The economics of the urban climate change revolution
<p>An urban climate change revolution is happening around us, with cities all over the world making real progress on reducing their greenhouse gas emissions. What's motivating cities to act on climate change?</p>
Take a look around you. With most of us now living in cities, your gaze is most likely met with a sky-scraping skyline, multiple modes of available transport, and plaques proclaiming the energy efficiency ratings of buildings.
London and Kaohsiung residents can commute to work on hydrogen buses. Moscow citizens might notice that the cities' streetlights and traffic signals are using energy-efficient LED technology. Even if you live in Johannesburg, Dar es Salaam, Jakarta or other so-called "developing" cities, you might cross town using Bus Rapid Transit (BRT), see a landfill that is converting its methane to electricity, or live near a building that has recently been retrofitted to make it more energy-efficient.
An urban climate change revolution is happening around us. City governments across the world are responding to the threat of climate change with bold, innovative actions designed to reduce greenhouse gas (GHG) emissions and protect the city and its residents from the risks that climate change presents. It is then perhaps unsurprising that cities are a key focus at the U.N. Conference on Sustainable Development (Rio+20) currently taking place.
The latest research from the Carbon Disclosure Project (CDP) analyzing the climate change strategies and carbon emissions of 73 cities around the world shows that 70 percent are already acting to better manage their climate change impact by measuring their city's GHG emissions and assessments of climate change risk. These cities are also responsible for 630 emissions reduction activities, ranging from tree planting to retrofitting buildings to make them more energy friendly.
So what's motivating cities to act to combat climate change? Part of the driver is that most city governments see climate change action as a money-making prospect. 82 percent of the cities that use CDP's platform say that managing climate change presents economic opportunities for them. The majority of these cities anticipate the creation of green jobs, as well as the development of new industries in their cities.

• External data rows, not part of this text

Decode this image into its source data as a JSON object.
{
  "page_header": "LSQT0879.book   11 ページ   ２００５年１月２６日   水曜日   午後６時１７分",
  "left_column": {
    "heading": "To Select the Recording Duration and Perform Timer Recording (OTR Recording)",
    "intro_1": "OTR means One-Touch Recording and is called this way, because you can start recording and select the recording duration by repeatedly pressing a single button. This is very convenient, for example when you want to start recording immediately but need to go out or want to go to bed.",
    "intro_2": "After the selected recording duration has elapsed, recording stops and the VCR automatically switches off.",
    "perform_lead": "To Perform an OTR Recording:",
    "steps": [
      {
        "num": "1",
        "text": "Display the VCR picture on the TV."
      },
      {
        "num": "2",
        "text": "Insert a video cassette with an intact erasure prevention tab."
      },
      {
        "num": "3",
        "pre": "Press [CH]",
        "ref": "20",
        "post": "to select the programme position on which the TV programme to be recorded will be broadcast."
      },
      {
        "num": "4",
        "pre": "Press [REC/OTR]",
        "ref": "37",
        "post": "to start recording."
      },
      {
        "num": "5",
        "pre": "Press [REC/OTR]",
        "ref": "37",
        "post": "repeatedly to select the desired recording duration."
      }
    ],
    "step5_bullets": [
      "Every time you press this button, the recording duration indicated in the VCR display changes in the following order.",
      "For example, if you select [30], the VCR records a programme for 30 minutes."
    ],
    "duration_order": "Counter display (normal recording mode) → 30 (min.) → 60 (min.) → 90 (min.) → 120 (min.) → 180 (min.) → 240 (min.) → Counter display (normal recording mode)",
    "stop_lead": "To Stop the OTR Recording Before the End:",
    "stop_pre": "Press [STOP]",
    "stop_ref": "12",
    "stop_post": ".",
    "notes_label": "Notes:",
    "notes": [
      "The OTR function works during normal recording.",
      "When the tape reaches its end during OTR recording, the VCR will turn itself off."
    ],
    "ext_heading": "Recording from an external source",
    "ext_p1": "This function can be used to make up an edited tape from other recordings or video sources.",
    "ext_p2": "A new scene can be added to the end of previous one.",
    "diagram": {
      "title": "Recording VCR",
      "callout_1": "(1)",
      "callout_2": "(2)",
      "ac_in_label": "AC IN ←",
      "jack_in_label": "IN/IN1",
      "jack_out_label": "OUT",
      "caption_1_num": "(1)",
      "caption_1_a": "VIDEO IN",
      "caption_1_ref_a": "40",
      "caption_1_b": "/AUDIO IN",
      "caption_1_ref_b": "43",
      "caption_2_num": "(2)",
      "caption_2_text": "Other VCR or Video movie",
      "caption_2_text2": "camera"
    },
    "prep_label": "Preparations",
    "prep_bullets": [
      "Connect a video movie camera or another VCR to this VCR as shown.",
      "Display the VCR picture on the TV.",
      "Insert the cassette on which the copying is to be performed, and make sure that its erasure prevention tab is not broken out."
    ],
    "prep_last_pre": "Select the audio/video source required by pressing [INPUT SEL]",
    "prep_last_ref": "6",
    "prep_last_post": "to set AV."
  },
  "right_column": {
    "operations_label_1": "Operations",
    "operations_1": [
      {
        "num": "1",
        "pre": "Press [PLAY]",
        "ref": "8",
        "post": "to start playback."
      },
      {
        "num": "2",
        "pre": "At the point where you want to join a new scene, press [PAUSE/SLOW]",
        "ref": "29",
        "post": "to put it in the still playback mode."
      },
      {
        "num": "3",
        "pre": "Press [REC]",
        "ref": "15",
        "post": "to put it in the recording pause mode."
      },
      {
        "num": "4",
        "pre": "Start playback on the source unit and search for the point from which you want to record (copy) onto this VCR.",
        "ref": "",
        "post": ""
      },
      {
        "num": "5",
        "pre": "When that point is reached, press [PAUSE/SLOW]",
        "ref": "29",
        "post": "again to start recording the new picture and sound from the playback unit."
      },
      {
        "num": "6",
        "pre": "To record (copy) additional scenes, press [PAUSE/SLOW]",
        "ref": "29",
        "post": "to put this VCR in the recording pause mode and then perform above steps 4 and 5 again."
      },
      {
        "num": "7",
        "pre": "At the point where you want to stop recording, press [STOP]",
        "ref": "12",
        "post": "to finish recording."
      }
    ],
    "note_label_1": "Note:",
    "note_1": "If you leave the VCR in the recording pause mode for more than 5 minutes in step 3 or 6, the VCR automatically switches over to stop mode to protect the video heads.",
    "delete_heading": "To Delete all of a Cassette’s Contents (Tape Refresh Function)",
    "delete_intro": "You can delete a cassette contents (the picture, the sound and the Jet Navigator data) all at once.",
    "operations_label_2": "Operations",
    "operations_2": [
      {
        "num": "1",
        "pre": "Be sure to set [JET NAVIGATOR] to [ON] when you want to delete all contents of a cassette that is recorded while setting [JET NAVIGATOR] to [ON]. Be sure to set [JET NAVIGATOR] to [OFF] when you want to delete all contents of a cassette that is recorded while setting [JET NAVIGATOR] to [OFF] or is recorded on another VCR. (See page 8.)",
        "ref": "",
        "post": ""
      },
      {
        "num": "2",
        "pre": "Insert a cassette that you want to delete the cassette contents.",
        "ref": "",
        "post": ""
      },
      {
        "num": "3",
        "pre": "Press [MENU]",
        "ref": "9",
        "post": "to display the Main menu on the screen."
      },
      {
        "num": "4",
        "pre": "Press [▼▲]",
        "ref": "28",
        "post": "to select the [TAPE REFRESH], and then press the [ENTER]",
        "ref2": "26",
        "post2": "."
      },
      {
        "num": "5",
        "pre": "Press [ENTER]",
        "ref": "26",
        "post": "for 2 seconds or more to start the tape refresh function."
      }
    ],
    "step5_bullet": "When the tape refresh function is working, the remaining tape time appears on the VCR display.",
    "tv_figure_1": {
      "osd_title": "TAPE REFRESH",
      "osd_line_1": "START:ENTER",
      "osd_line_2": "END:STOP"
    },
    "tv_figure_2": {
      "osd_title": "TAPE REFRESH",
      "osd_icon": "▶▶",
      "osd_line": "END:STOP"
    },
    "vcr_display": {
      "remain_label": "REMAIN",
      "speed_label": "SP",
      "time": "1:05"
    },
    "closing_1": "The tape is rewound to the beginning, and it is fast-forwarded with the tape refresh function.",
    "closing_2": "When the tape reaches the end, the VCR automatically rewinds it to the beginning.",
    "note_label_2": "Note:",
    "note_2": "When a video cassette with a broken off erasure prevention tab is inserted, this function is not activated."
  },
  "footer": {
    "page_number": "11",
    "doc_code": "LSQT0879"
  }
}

Finding funding for climate change projects, however, presents a perennial challenge. Although the World Bank and other development banks have proclaimed support for city efforts to combat climate change, less than 1 percent of city-wide emission reduction activities are reported to have been funded by these banks. The majority of city carbon-cutting schemes have been paid for by the municipalities themselves.
Cities are enjoying some success with the private sector, which is financing 15 percent of cities' reported emissions reduction activities, but with cities playing a pivotal role in the negotiations at Rio+20, we would like to see greater discussion of how to increase levels of finance to unlock cities' full potential.
Eight cities, including San Francisco, London and Copenhagen, reported to CDP that they had bucked the global trend of rising emissions. While this is encouraging, they represent just a small percentage of the 73 cities disclosing through CDP and it is crucial that cities implement greater reductions in the coming years.
The road ahead is not easy for cities. Consistent annual reduction of carbon emissions is difficult. Weather and fluctuations in population growth can significantly affect emissions while natural disasters are on the rise, straining the financial and personnel resources of city governments. Leaders discussing cities at Rio+20 must ensure they come up with goals and solutions that will enable cities, the source of much of humanity's ingenuity to date, to be at the forefront of the fight against climate change.
Green city photo via Shutterstock.